Entries taken from a collection:

================================

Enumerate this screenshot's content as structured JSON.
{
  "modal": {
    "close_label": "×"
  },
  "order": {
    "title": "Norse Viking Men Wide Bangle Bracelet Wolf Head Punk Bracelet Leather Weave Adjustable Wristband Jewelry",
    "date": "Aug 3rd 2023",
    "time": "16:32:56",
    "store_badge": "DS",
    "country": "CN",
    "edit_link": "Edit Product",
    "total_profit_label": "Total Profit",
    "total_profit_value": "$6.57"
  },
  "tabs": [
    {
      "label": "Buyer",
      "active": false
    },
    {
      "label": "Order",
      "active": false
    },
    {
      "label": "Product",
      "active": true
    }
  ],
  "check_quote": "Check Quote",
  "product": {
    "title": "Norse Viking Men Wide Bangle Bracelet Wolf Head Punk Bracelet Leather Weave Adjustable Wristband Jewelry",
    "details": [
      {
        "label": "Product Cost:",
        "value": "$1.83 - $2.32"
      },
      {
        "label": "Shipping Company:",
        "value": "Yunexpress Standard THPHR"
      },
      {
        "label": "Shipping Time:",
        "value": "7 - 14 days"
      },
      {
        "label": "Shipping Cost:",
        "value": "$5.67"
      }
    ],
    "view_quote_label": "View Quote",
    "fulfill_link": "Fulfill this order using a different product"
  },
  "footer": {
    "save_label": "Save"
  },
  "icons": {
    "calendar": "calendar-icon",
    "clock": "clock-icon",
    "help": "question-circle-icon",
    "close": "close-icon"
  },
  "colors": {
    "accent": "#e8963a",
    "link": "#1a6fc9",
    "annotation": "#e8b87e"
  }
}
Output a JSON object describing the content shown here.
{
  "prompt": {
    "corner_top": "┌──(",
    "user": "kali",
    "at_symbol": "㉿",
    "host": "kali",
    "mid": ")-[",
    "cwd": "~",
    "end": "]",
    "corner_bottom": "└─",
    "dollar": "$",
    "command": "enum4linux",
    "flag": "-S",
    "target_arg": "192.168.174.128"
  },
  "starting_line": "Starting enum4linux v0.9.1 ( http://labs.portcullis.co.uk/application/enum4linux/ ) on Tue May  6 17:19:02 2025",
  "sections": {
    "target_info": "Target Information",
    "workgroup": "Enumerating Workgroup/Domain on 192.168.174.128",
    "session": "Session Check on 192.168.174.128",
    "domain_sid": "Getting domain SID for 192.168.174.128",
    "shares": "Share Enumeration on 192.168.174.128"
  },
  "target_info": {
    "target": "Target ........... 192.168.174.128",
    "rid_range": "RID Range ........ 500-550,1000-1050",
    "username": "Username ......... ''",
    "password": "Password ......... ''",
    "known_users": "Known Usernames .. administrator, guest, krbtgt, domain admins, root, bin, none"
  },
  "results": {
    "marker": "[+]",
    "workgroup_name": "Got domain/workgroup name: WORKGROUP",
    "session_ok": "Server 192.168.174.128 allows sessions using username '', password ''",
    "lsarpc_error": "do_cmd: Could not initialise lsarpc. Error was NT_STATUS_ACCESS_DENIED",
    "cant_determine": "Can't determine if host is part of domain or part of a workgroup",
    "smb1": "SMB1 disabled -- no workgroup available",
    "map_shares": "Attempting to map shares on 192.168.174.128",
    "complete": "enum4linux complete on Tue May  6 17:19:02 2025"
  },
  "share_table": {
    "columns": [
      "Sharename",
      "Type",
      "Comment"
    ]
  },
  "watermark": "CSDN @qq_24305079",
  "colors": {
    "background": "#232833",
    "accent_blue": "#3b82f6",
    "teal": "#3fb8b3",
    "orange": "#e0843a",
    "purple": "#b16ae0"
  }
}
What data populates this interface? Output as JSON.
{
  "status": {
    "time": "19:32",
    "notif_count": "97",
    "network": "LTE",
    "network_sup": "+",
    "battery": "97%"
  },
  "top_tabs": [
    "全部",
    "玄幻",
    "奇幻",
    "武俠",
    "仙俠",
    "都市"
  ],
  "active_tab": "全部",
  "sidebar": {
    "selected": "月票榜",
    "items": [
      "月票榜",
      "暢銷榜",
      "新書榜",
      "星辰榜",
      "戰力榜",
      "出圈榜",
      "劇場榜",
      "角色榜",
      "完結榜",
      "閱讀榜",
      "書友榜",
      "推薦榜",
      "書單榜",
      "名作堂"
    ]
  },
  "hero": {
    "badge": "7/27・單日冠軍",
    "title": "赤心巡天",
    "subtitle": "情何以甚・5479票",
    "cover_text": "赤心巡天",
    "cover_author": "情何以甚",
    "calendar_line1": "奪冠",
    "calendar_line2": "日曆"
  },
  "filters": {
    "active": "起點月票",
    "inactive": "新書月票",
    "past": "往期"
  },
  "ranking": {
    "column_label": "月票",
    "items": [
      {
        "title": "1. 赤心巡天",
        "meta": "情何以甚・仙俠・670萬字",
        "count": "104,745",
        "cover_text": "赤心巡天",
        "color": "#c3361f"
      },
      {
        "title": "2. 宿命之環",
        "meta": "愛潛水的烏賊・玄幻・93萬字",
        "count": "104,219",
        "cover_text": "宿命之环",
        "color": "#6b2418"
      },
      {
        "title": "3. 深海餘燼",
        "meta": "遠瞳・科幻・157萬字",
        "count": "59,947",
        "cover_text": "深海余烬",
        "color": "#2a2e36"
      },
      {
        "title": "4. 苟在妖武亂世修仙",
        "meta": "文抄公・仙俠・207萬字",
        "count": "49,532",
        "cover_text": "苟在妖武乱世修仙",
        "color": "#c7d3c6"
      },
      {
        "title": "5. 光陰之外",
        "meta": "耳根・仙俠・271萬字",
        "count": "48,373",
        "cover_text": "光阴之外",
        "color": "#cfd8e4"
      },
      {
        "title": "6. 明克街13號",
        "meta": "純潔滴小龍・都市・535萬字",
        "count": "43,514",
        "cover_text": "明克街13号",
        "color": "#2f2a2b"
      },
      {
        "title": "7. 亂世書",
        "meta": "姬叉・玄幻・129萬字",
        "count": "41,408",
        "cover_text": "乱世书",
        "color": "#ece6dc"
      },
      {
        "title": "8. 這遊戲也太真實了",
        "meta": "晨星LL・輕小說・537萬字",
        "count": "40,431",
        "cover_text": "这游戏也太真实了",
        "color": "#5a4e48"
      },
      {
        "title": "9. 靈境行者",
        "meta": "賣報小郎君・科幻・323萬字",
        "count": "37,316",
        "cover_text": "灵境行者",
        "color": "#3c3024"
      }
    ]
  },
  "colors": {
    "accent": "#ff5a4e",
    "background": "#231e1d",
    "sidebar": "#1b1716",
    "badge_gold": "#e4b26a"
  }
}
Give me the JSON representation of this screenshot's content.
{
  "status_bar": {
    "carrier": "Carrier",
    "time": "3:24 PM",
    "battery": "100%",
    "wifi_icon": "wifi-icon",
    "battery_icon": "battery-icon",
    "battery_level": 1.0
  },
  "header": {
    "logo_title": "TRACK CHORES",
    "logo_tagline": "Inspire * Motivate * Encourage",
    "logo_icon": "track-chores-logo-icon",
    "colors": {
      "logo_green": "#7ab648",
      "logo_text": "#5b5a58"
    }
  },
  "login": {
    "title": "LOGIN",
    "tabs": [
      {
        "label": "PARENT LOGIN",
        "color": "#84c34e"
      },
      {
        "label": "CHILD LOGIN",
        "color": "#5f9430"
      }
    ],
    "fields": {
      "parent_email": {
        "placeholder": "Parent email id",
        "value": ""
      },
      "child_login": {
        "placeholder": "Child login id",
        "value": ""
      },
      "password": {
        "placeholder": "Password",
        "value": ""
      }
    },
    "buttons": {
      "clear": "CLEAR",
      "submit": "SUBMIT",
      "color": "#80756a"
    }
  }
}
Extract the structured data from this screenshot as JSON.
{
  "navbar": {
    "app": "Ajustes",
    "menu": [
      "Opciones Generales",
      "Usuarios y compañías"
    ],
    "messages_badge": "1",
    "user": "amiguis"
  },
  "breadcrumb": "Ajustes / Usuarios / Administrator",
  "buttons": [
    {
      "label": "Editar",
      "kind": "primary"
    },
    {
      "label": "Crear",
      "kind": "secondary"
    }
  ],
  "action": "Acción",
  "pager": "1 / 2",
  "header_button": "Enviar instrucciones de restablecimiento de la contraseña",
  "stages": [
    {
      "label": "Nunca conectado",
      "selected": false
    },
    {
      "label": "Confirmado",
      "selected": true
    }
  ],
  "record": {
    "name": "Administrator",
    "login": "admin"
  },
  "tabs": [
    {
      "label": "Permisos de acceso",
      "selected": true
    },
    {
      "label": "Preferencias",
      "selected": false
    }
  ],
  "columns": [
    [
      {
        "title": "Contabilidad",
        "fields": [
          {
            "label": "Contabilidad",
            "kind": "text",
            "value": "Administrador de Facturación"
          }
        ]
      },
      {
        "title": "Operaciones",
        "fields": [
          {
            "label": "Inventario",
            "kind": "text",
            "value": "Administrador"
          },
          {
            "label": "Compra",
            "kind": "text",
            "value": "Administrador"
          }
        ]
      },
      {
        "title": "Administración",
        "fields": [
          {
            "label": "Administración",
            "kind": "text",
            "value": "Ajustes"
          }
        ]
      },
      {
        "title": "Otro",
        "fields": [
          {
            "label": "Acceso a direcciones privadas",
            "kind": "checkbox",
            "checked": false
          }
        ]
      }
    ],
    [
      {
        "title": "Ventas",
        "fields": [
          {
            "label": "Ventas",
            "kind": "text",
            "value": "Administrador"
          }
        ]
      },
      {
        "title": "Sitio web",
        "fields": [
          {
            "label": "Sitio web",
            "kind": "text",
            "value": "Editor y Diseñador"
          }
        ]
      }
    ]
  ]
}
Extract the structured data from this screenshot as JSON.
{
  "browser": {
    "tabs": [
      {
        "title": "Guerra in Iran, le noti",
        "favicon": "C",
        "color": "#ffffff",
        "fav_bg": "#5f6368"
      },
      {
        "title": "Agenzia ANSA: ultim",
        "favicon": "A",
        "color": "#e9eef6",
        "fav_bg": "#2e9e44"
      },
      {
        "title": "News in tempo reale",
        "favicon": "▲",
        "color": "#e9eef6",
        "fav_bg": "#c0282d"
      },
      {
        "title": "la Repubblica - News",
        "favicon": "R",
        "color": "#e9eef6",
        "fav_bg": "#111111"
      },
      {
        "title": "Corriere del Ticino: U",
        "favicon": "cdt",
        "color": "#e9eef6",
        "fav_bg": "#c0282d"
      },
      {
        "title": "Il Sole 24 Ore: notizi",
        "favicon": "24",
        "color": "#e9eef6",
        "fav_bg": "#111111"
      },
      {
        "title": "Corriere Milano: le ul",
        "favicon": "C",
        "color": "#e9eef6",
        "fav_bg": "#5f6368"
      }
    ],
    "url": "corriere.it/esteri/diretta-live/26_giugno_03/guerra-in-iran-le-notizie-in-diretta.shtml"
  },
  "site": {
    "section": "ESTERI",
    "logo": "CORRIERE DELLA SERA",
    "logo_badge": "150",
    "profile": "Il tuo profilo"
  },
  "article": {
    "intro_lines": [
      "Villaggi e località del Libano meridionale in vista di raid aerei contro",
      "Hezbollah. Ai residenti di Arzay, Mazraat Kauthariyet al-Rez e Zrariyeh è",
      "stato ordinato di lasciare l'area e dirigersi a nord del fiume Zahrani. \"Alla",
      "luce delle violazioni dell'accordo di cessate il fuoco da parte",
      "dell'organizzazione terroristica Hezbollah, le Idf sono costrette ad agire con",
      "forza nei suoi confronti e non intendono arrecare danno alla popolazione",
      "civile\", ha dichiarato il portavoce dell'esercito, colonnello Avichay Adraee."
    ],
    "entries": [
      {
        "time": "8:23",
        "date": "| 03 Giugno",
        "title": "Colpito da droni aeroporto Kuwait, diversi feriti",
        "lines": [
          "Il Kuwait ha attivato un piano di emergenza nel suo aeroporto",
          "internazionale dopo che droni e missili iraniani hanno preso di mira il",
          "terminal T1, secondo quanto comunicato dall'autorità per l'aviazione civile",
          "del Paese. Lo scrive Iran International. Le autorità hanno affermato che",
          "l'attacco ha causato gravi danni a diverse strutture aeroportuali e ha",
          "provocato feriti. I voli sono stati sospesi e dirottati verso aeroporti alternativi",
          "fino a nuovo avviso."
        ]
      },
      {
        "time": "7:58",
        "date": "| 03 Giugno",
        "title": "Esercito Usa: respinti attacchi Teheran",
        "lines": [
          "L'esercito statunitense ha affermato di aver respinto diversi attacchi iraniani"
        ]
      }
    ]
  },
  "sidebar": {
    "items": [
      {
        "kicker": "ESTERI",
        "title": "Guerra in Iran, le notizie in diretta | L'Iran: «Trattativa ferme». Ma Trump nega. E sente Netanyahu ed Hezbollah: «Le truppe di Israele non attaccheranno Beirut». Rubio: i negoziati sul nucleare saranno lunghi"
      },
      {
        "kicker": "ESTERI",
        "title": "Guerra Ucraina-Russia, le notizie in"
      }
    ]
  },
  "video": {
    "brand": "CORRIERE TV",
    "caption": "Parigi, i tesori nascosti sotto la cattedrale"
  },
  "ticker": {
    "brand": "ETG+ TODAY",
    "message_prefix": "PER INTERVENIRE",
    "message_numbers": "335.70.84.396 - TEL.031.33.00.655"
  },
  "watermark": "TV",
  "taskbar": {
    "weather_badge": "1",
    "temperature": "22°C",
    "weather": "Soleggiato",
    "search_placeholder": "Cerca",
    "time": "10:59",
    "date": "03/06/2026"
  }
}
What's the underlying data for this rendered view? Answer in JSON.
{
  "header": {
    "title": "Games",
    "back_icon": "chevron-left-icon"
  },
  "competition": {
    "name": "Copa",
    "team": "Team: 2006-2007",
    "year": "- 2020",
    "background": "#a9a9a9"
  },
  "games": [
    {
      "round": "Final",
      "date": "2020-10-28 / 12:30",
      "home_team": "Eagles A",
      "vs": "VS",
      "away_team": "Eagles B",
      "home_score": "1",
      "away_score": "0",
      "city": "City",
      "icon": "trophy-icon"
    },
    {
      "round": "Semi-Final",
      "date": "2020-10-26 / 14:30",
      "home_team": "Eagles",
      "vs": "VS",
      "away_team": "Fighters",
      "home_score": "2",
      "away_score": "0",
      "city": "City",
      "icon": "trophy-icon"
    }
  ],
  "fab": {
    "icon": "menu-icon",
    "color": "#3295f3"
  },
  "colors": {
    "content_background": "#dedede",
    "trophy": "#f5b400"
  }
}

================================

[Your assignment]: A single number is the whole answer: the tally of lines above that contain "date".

[Answer to this problem]: 6